Dawn breaks over pilgrims' tents in Mina, outside Mecca, on the third day of the Hajj pilgrimage.
Pilgrims make their way towards pillars in Mina. Stewards are on hand to keep order on historically the most dangerous day of the pilgrimage due to the crowds and stampedes.
Women pilgrims - who normally remove face coverings for the ceremony - join in.
The pilgrims throw stones at pillars where Satan is said to have tempted the Prophet Abraham. The action is a refutation of the temptations of the Devil.
Since the last Hajj, the pillars have been replaced with wide walls allowing more pilgrims to participate and to protect others on the other side.

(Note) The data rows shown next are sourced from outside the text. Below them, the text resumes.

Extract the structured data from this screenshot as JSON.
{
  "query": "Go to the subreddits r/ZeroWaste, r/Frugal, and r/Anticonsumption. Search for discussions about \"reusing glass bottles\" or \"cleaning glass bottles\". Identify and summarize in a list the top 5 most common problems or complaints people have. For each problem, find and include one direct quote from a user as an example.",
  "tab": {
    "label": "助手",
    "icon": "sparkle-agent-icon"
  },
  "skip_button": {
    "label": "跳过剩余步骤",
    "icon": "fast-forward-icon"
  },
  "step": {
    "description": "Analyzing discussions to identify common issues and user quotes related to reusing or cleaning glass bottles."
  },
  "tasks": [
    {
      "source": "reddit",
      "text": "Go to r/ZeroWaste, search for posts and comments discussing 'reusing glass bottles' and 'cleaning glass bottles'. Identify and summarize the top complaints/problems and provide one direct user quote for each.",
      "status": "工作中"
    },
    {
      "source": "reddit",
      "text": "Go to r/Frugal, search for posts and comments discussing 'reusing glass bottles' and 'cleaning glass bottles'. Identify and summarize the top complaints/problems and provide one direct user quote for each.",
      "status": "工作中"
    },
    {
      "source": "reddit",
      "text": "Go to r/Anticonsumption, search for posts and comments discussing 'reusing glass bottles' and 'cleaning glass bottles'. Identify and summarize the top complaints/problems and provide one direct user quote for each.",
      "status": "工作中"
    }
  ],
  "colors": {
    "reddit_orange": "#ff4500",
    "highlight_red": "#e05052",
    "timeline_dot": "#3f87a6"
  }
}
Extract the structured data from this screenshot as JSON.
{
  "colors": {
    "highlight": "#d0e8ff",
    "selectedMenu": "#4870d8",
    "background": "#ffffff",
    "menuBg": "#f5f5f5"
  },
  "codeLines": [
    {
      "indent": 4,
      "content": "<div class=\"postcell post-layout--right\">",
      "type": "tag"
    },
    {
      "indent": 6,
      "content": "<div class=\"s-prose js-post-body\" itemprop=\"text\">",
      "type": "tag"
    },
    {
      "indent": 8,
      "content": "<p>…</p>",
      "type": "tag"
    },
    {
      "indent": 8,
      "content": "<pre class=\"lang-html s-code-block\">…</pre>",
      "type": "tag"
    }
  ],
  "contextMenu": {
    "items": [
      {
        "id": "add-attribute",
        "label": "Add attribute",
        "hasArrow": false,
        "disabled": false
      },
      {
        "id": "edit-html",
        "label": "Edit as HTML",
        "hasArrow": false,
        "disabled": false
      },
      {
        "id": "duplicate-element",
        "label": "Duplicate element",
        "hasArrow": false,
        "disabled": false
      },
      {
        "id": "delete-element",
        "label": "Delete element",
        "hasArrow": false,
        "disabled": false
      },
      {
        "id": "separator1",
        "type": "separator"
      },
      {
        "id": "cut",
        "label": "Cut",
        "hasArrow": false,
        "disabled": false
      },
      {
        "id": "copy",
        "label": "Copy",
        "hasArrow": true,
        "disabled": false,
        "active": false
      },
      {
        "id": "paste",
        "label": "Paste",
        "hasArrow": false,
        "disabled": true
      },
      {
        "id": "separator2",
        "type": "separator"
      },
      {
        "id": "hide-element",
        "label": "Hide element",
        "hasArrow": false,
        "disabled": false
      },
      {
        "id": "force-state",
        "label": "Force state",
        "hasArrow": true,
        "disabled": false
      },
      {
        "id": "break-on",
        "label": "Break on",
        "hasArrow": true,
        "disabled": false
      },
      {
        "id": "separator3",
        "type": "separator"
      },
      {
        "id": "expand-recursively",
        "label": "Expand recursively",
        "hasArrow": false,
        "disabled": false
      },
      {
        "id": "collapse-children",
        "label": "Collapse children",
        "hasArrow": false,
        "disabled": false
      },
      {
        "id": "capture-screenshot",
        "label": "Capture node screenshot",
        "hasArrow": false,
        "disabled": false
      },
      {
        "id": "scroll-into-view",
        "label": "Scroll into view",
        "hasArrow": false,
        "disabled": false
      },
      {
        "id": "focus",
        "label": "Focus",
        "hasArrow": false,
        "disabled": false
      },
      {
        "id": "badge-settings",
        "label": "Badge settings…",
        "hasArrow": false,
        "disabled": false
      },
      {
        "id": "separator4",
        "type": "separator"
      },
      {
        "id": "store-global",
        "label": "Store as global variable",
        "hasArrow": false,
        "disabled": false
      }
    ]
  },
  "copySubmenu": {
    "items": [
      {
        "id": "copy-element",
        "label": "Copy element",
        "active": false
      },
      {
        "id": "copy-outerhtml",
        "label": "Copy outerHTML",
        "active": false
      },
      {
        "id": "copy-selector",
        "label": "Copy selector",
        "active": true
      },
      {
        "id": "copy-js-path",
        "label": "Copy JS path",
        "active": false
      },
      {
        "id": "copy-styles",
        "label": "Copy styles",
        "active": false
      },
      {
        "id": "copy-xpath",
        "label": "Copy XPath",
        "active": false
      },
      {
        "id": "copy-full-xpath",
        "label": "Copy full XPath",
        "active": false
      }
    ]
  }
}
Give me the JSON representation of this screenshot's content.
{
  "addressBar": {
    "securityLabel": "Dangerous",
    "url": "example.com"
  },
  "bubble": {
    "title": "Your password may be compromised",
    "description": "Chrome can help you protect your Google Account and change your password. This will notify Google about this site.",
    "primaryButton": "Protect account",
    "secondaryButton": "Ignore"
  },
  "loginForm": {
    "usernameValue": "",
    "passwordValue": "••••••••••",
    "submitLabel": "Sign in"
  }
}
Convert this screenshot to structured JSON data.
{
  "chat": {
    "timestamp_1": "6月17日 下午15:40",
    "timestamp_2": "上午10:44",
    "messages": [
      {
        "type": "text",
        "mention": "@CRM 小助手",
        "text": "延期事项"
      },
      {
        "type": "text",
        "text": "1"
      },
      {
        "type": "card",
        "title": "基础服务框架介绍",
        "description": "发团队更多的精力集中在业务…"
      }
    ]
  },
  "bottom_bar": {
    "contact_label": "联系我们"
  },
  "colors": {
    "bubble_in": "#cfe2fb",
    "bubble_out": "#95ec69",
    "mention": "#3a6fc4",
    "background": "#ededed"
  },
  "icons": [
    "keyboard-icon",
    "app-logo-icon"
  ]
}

Saudi authorities have spent millions of dollars improving safety measures at the pilgrimage, which attracts over two million faithful. Digital screens provide instructions in Arabic, left, English and other languages.
After throwing stones, pilgrims pray...
... and shave their heads, or cut some hair off. They then walk back to Mecca, where many repeat the Tawaf - walking around the Kaaba building seven times.
About 10,000 security forces are on patrol and as yet no accidents or stampedes have been reported - unlike last year, when 251 pilgrims were trampled to death.
Muslims in other parts of the world also celebrate the holiday of Eid al-Adha. Here, a prayer service at a mosque near Banda Aceh, an Indonesian city crushed by December's tsunami.